Guest lists for family dinners or reunions can be a real find for the family genealogist. At these events you know that almost everyone who attended is related to the host in some way, by blood or marriage. Now that you have the names, you just need to piece them together. Of course there is always the possibility to keep in mind that single attendees may have been boyfriends or girlfriends who never made it to marrying into the family....or they could be grandkids or inlaws or....

Here is an example from my paternal family. The folks I've been able to positively identify have corresponding notes.
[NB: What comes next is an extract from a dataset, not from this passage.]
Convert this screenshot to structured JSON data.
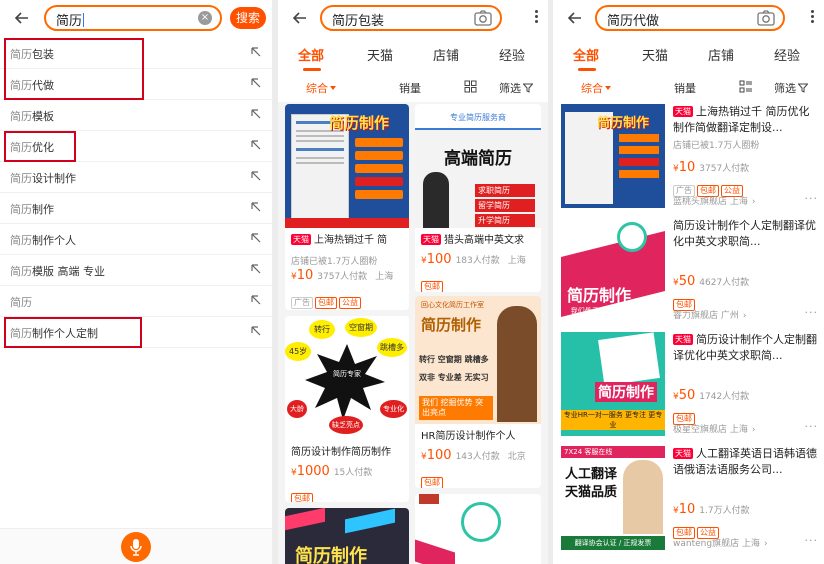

There are a few that I'm still working on and haven't pinpointed their relationship yet.

I've used my paternal grandmother, Ada M. (DeHart) Yohn as the base person to use in the relationship metric.

News article that appeared in the Reading (Berks County, PA) Eagle, on May 22, 1931
My notes on the Guest List:
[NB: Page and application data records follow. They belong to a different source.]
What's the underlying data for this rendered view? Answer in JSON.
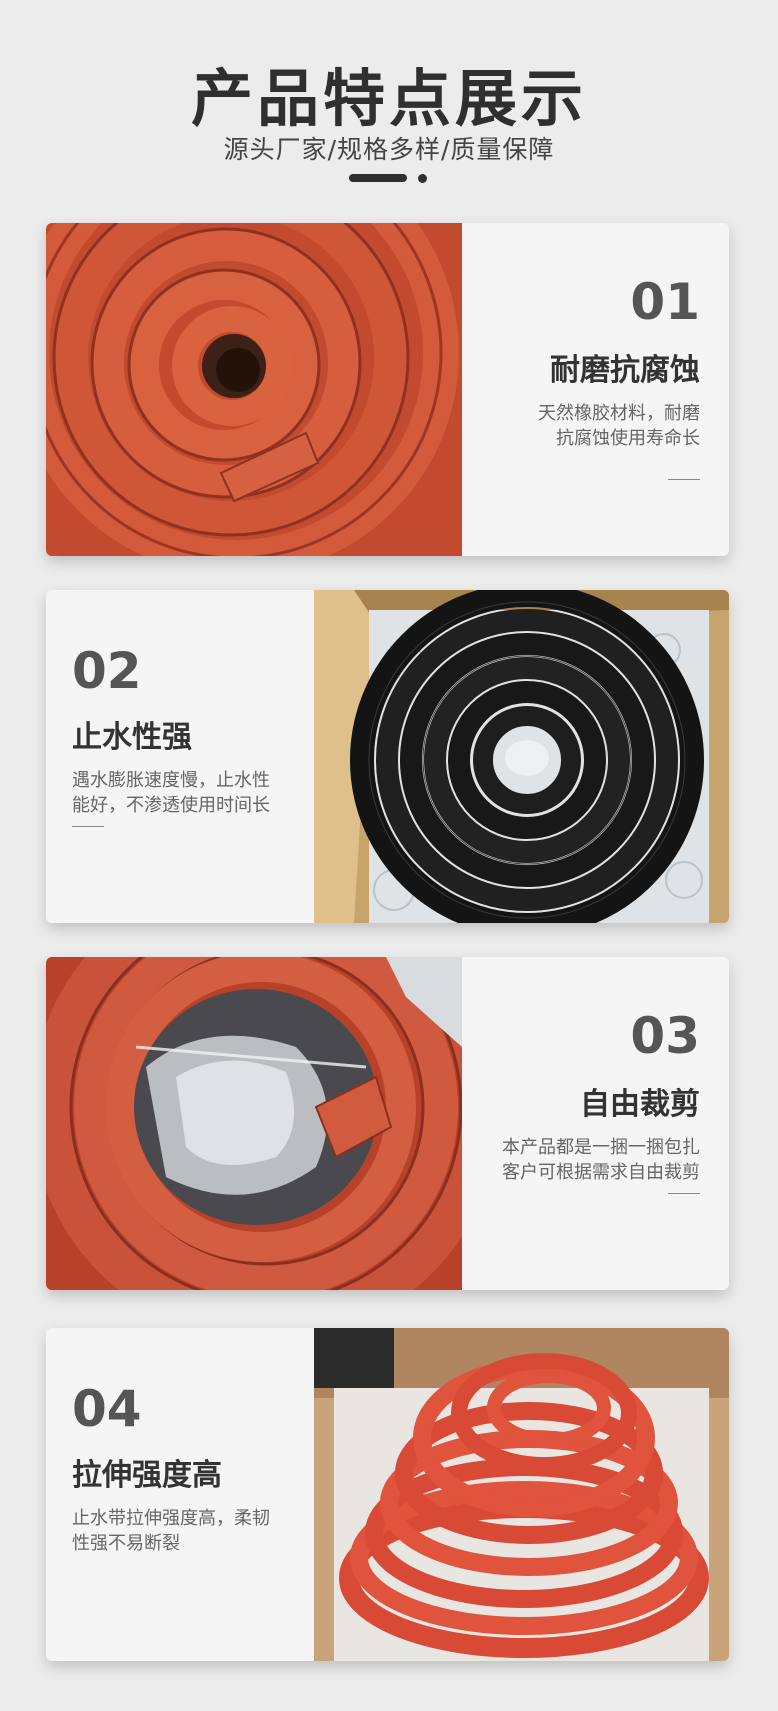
{
  "header": {
    "title": "产品特点展示",
    "subtitle": "源头厂家/规格多样/质量保障"
  },
  "features": [
    {
      "number": "01",
      "title": "耐磨抗腐蚀",
      "desc_line1": "天然橡胶材料，耐磨",
      "desc_line2": "抗腐蚀使用寿命长",
      "photo": "red-rubber-strip-coil"
    },
    {
      "number": "02",
      "title": "止水性强",
      "desc_line1": "遇水膨胀速度慢，止水性",
      "desc_line2": "能好，不渗透使用时间长",
      "photo": "black-rubber-strip-coil-in-box"
    },
    {
      "number": "03",
      "title": "自由裁剪",
      "desc_line1": "本产品都是一捆一捆包扎",
      "desc_line2": "客户可根据需求自由裁剪",
      "photo": "red-rubber-strip-coil-with-plastic"
    },
    {
      "number": "04",
      "title": "拉伸强度高",
      "desc_line1": "止水带拉伸强度高，柔韧",
      "desc_line2": "性强不易断裂",
      "photo": "red-rubber-ring-stack"
    }
  ],
  "colors": {
    "background": "#ececec",
    "card": "#f5f5f5",
    "rubber_red": "#c8482c",
    "rubber_black": "#1c1c1c"
  }
}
Rev. A. R. Bachman - pastor of St. John's Reformed Church, Mt. Aetna, Berks Co., PA, the family church

Miss Maggie Stumbach

Mrs. Lizzie Lightner

Samuel DeHart - brother to my grandmother

Mr. and Mrs. Lewis B. Miller, Philadelphia - sister to my grandmother (Martha)

Mr. and Mrs. John Thomas

Mrs Emma Hoffman and Children, Jacob and Russell - sister to my grandmother

Mrs. Kate Boeshore and daughter Emma, Fredericksburg - sister to my grandmother

Mr. and Mrs. Frank DeHart and daughter Mary - brother to my grandmother

Charles DeHart - brother to my grandmother

Mrs. Ada Yohn and children Floyd, Evelyn, Arline, and Fern - my grandmother and her 4 kids, my Dad wasn't born until December of that year.

Mr. and Mrs. Raymond Bulles and children Elizabeth and Bernice - sister to my grandmother (Lillie)

Mrs. Carrie Sherman, Reading - sister to my grandmother

Mr. and Mrs. Hiram DeHart and children Allen and Alberta - brother to my grandmother

Miss Maggie DeHart - sister to my grandmother

Mr. and Mrs. Lewis DeHart and children Lucille and Curtis - brother to my grandmother

Mr. and Mrs. Henry DeHart, Myerstown - brother to my grandmother

Mr. and Mrs. George DeHart, Lebanon - brother to my grandmother

Mr. and Mrs. Artemus Bulles - nephew to my grandmother,  Raymond and Lillie Bulles's son

Lewis Bear - Carrie Sherman's companion/2nd husband (actually spelled Louis)

Stanley Adams, Reading

William Shimp, Wernersville

Mildred, Eleanor and Lucy Ream. Fredericksburg - My grandmother's sister, Kate Boeshore's granddaughters via daughter Mary E. (Boeshore) Ream

Miss Ethel Balthaser

Rufus Brigel - future husband of Elizabeth Bulles (dau of Raymond and Lillie Bulles)

Mr. and Mrs. Ross Bear, Reading - (related to Louis Bear, but how?)